== TASK DETAILS ==
Below are records to return verbatim; the pictures are to be dropped.

(Website and app data records)
◆ ◆ ◆

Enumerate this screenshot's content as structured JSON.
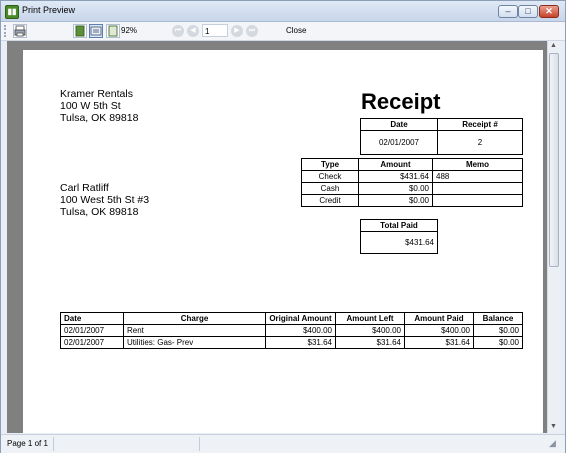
{
  "window": {
    "title": "Print Preview"
  },
  "toolbar": {
    "zoom": "92%",
    "page_number": "1",
    "close_label": "Close"
  },
  "receipt": {
    "title": "Receipt",
    "from": [
      "Kramer Rentals",
      "100 W 5th St",
      "Tulsa, OK 89818"
    ],
    "to": [
      "Carl Ratliff",
      "100 West 5th St #3",
      "Tulsa, OK 89818"
    ],
    "date_header": "Date",
    "receipt_no_header": "Receipt #",
    "date": "02/01/2007",
    "receipt_no": "2",
    "payment_headers": [
      "Type",
      "Amount",
      "Memo"
    ],
    "payments": [
      {
        "type": "Check",
        "amount": "$431.64",
        "memo": "488"
      },
      {
        "type": "Cash",
        "amount": "$0.00",
        "memo": ""
      },
      {
        "type": "Credit",
        "amount": "$0.00",
        "memo": ""
      }
    ],
    "total_paid_label": "Total Paid",
    "total_paid": "$431.64",
    "charge_headers": [
      "Date",
      "Charge",
      "Original Amount",
      "Amount Left",
      "Amount Paid",
      "Balance"
    ],
    "charges": [
      {
        "date": "02/01/2007",
        "charge": "Rent",
        "original": "$400.00",
        "left": "$400.00",
        "paid": "$400.00",
        "balance": "$0.00"
      },
      {
        "date": "02/01/2007",
        "charge": "Utilities: Gas- Prev",
        "original": "$31.64",
        "left": "$31.64",
        "paid": "$31.64",
        "balance": "$0.00"
      }
    ]
  },
  "status": {
    "page_info": "Page 1 of 1"
  }
}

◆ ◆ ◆

== ANSWER SECTION ==
Enumerate this screenshot's content as structured JSON.
{
  "window": {
    "title": "Print Preview"
  },
  "toolbar": {
    "zoom": "92%",
    "page_number": "1",
    "close_label": "Close"
  },
  "receipt": {
    "title": "Receipt",
    "from": [
      "Kramer Rentals",
      "100 W 5th St",
      "Tulsa, OK 89818"
    ],
    "to": [
      "Carl Ratliff",
      "100 West 5th St #3",
      "Tulsa, OK 89818"
    ],
    "date_header": "Date",
    "receipt_no_header": "Receipt #",
    "date": "02/01/2007",
    "receipt_no": "2",
    "payment_headers": [
      "Type",
      "Amount",
      "Memo"
    ],
    "payments": [
      {
        "type": "Check",
        "amount": "$431.64",
        "memo": "488"
      },
      {
        "type": "Cash",
        "amount": "$0.00",
        "memo": ""
      },
      {
        "type": "Credit",
        "amount": "$0.00",
        "memo": ""
      }
    ],
    "total_paid_label": "Total Paid",
    "total_paid": "$431.64",
    "charge_headers": [
      "Date",
      "Charge",
      "Original Amount",
      "Amount Left",
      "Amount Paid",
      "Balance"
    ],
    "charges": [
      {
        "date": "02/01/2007",
        "charge": "Rent",
        "original": "$400.00",
        "left": "$400.00",
        "paid": "$400.00",
        "balance": "$0.00"
      },
      {
        "date": "02/01/2007",
        "charge": "Utilities: Gas- Prev",
        "original": "$31.64",
        "left": "$31.64",
        "paid": "$31.64",
        "balance": "$0.00"
      }
    ]
  },
  "status": {
    "page_info": "Page 1 of 1"
  }
}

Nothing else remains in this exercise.